Hacks (if you’re into web developer-y things: subscribe!) has a post on the latest MDN sprint, a well-attended event with many fresh faces. This bodes well for Mozilla documentation. Sheppy always has more docs to write than time to write them. Even with recent help, there’s too much for documentation writers at Mozilla-the-corporation to handle. But Mozilla-the-community can get it done if people are willing to do it.
Yet there’s the rub: if. Some people who could absolutely kill writing documentation instead write patches, curate mailing lists or forums, run IRC channels, or translate. It’s no given that there will be writers sufficient to the tasks at hand. Even if there are, what will they choose to document? Will they write about ooh, shiny! or about technologies more abbreviation than word? Docs will probably get written, but it might take awhile, particularly if the change is hard to grok in short order.
Who will write critical documentation for your next great fix if Mozilla-the-corporation lacks the writers and Mozilla-the-community chooses to work on other important tasks?
There is no cavalry, no Superman to save the day.
You know the technology in question, the nature of the fix. You’re the person who can best explain what you did. You don’t need to have the change explained to you in order to document it. The person uniquely suited to documenting your fix is you.

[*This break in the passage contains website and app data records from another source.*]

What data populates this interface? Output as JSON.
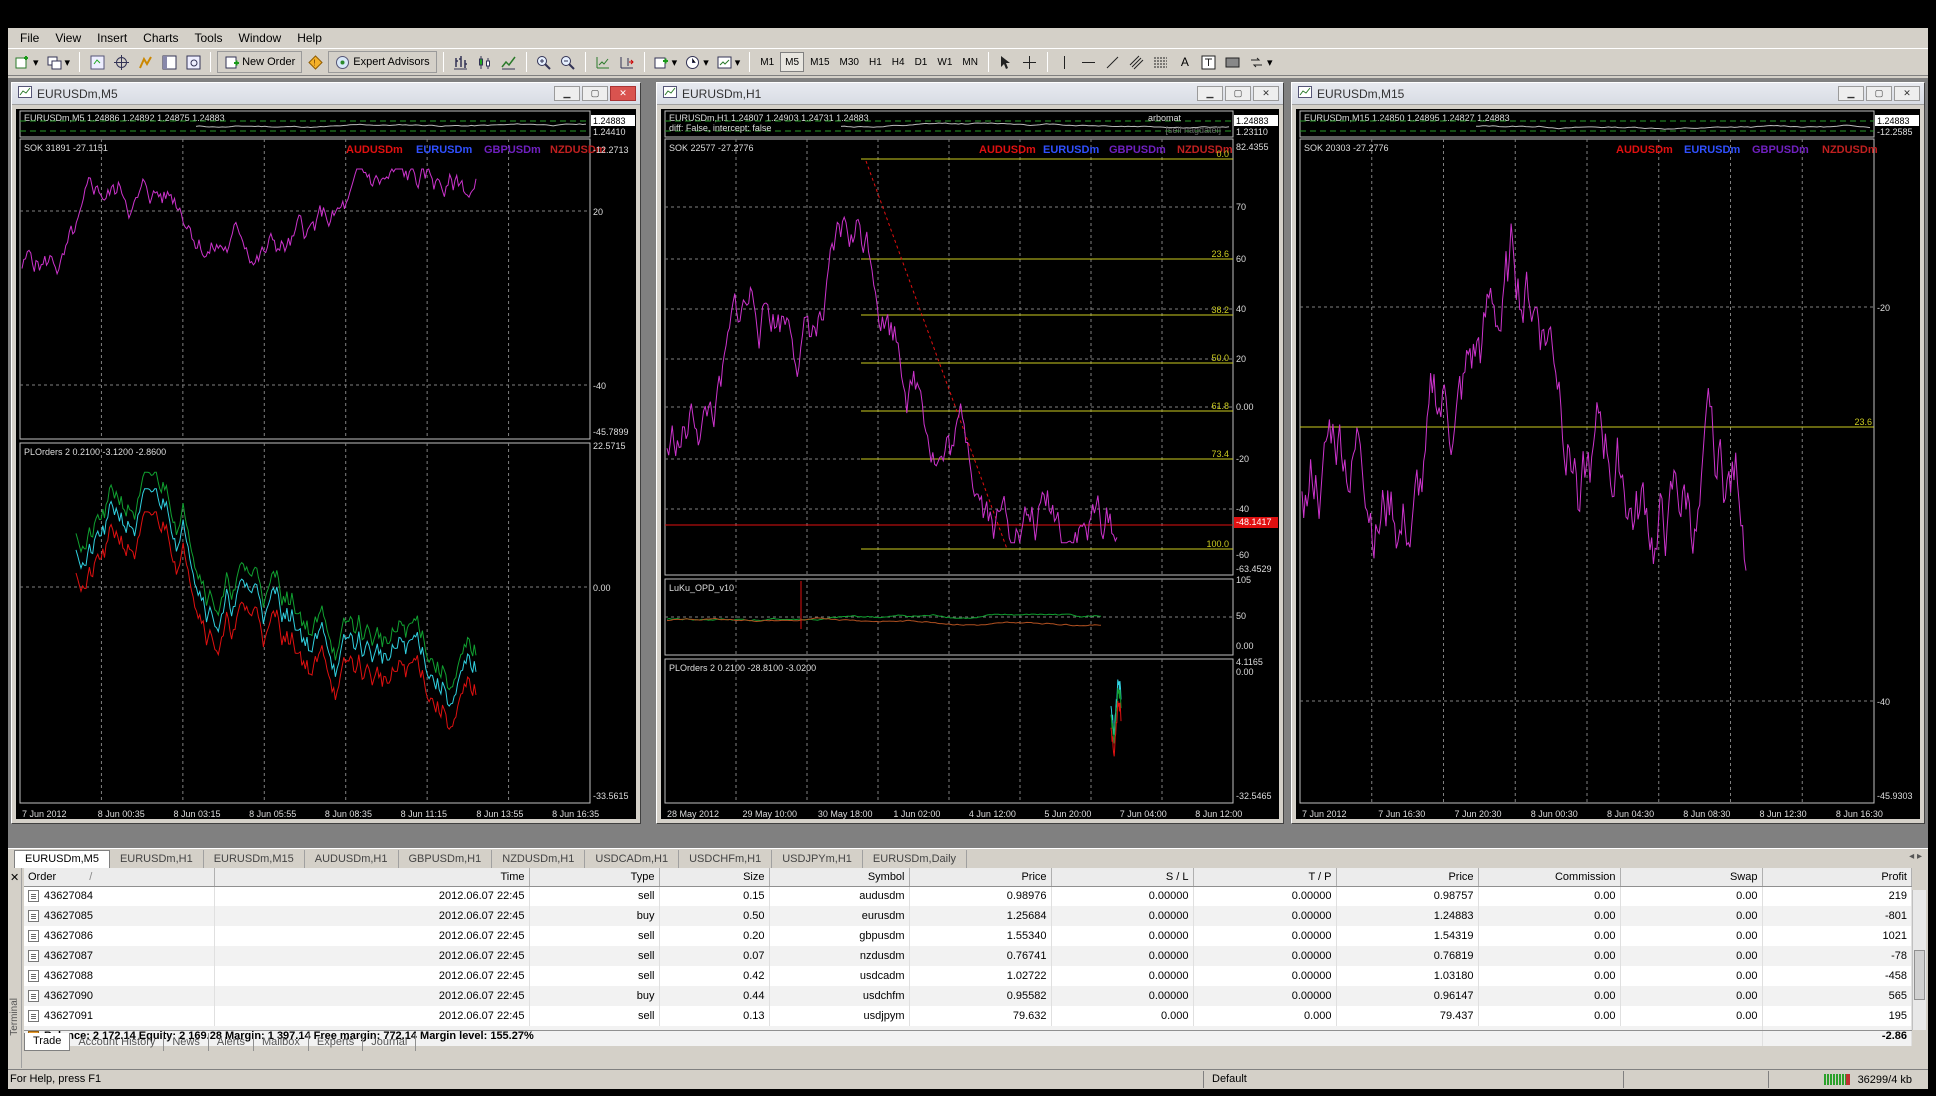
{
  "menu": [
    "File",
    "View",
    "Insert",
    "Charts",
    "Tools",
    "Window",
    "Help"
  ],
  "toolbar": {
    "new_order": "New Order",
    "expert_advisors": "Expert Advisors",
    "timeframes": [
      "M1",
      "M5",
      "M15",
      "M30",
      "H1",
      "H4",
      "D1",
      "W1",
      "MN"
    ],
    "active_timeframe": "M5",
    "text_tool": "A"
  },
  "colors": {
    "magenta": "#cc33cc",
    "red": "#e01010",
    "green": "#10a030",
    "cyan": "#30d0e0",
    "yellow": "#cccc20",
    "blue": "#3050ff",
    "purple": "#7020c0",
    "dark_red": "#c02020",
    "grid": "#808080",
    "axis": "#c0c0c0"
  },
  "windows": [
    {
      "id": "m5",
      "title": "EURUSDm,M5",
      "header": "EURUSDm,M5  1.24886 1.24892 1.24875 1.24883",
      "price_main": "1.24883",
      "price_aux": "1.24410",
      "sok_label": "SOK 31891 -27.1151",
      "legend": [
        "AUDUSDm",
        "EURUSDm",
        "GBPUSDm",
        "NZDUSDm"
      ],
      "sok_scale": [
        "-12.2713",
        "20",
        "-40",
        "-45.7899"
      ],
      "pl_label": "PLOrders 2 0.2100 -3.1200 -2.8600",
      "pl_scale": [
        "22.5715",
        "0.00",
        "-33.5615"
      ],
      "times": [
        "7 Jun 2012",
        "8 Jun 00:35",
        "8 Jun 03:15",
        "8 Jun 05:55",
        "8 Jun 08:35",
        "8 Jun 11:15",
        "8 Jun 13:55",
        "8 Jun 16:35"
      ]
    },
    {
      "id": "h1",
      "title": "EURUSDm,H1",
      "header": "EURUSDm,H1  1.24807 1.24903 1.24731 1.24883",
      "header2": "diff: False, intercept: false",
      "tag_right": "arbomat",
      "tag_right2": "[sell nagdatei]",
      "price_main": "1.24883",
      "price_aux": "1.23110",
      "sok_label": "SOK 22577 -27.2776",
      "legend": [
        "AUDUSDm",
        "EURUSDm",
        "GBPUSDm",
        "NZDUSDm"
      ],
      "sok_scale": [
        "82.4355",
        "70",
        "60",
        "40",
        "20",
        "0.00",
        "-20",
        "-40",
        "-48.1417",
        "-60",
        "-63.4529"
      ],
      "fib_levels": [
        "0.0",
        "23.6",
        "38.2",
        "50.0",
        "61.8",
        "73.4",
        "100.0"
      ],
      "opd_label": "LuKu_OPD_v10",
      "opd_scale": [
        "105",
        "50",
        "0.00"
      ],
      "pl_label": "PLOrders 2 0.2100 -28.8100 -3.0200",
      "pl_scale": [
        "4.1165",
        "0.00",
        "-32.5465"
      ],
      "times": [
        "28 May 2012",
        "29 May 10:00",
        "30 May 18:00",
        "1 Jun 02:00",
        "4 Jun 12:00",
        "5 Jun 20:00",
        "7 Jun 04:00",
        "8 Jun 12:00"
      ]
    },
    {
      "id": "m15",
      "title": "EURUSDm,M15",
      "header": "EURUSDm,M15  1.24850 1.24895 1.24827 1.24883",
      "price_main": "1.24883",
      "price_aux": "-12.2585",
      "sok_label": "SOK 20303 -27.2776",
      "legend": [
        "AUDUSDm",
        "EURUSDm",
        "GBPUSDm",
        "NZDUSDm"
      ],
      "sok_scale": [
        "-20",
        "23.6",
        "-40",
        "-45.9303"
      ],
      "times": [
        "7 Jun 2012",
        "7 Jun 16:30",
        "7 Jun 20:30",
        "8 Jun 00:30",
        "8 Jun 04:30",
        "8 Jun 08:30",
        "8 Jun 12:30",
        "8 Jun 16:30"
      ]
    }
  ],
  "chart_tabs": [
    "EURUSDm,M5",
    "EURUSDm,H1",
    "EURUSDm,M15",
    "AUDUSDm,H1",
    "GBPUSDm,H1",
    "NZDUSDm,H1",
    "USDCADm,H1",
    "USDCHFm,H1",
    "USDJPYm,H1",
    "EURUSDm,Daily"
  ],
  "terminal": {
    "side_label": "Terminal",
    "columns": [
      "Order",
      "Time",
      "Type",
      "Size",
      "Symbol",
      "Price",
      "S / L",
      "T / P",
      "Price",
      "Commission",
      "Swap",
      "Profit"
    ],
    "sort_marker": "/",
    "rows": [
      [
        "43627084",
        "2012.06.07 22:45",
        "sell",
        "0.15",
        "audusdm",
        "0.98976",
        "0.00000",
        "0.00000",
        "0.98757",
        "0.00",
        "0.00",
        "219"
      ],
      [
        "43627085",
        "2012.06.07 22:45",
        "buy",
        "0.50",
        "eurusdm",
        "1.25684",
        "0.00000",
        "0.00000",
        "1.24883",
        "0.00",
        "0.00",
        "-801"
      ],
      [
        "43627086",
        "2012.06.07 22:45",
        "sell",
        "0.20",
        "gbpusdm",
        "1.55340",
        "0.00000",
        "0.00000",
        "1.54319",
        "0.00",
        "0.00",
        "1021"
      ],
      [
        "43627087",
        "2012.06.07 22:45",
        "sell",
        "0.07",
        "nzdusdm",
        "0.76741",
        "0.00000",
        "0.00000",
        "0.76819",
        "0.00",
        "0.00",
        "-78"
      ],
      [
        "43627088",
        "2012.06.07 22:45",
        "sell",
        "0.42",
        "usdcadm",
        "1.02722",
        "0.00000",
        "0.00000",
        "1.03180",
        "0.00",
        "0.00",
        "-458"
      ],
      [
        "43627090",
        "2012.06.07 22:45",
        "buy",
        "0.44",
        "usdchfm",
        "0.95582",
        "0.00000",
        "0.00000",
        "0.96147",
        "0.00",
        "0.00",
        "565"
      ],
      [
        "43627091",
        "2012.06.07 22:45",
        "sell",
        "0.13",
        "usdjpym",
        "79.632",
        "0.000",
        "0.000",
        "79.437",
        "0.00",
        "0.00",
        "195"
      ]
    ],
    "balance_line": "Balance: 2 172.14  Equity: 2 169.28  Margin: 1 397.14  Free margin: 772.14  Margin level: 155.27%",
    "balance_profit": "-2.86",
    "tabs": [
      "Trade",
      "Account History",
      "News",
      "Alerts",
      "Mailbox",
      "Experts",
      "Journal"
    ],
    "active_tab": "Trade"
  },
  "status": {
    "help": "For Help, press F1",
    "profile": "Default",
    "traffic": "36299/4 kb"
  }
}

Maybe you’re not the best writer. Take a stab anyway. Write something hackish and dump it in a user sub-page, then mention it in the relevant bug when you add the
dev-doc-needed keyword. Or edit the relevant page and ping a good writer for a once-over.
You know the ins and outs of the change. The expert writer doesn’t. Write up the change if you can. But if you can’t, just getting it out there, even in an unpolished state, makes it vastly easier for him to translate your expert knowledge into expert documentation.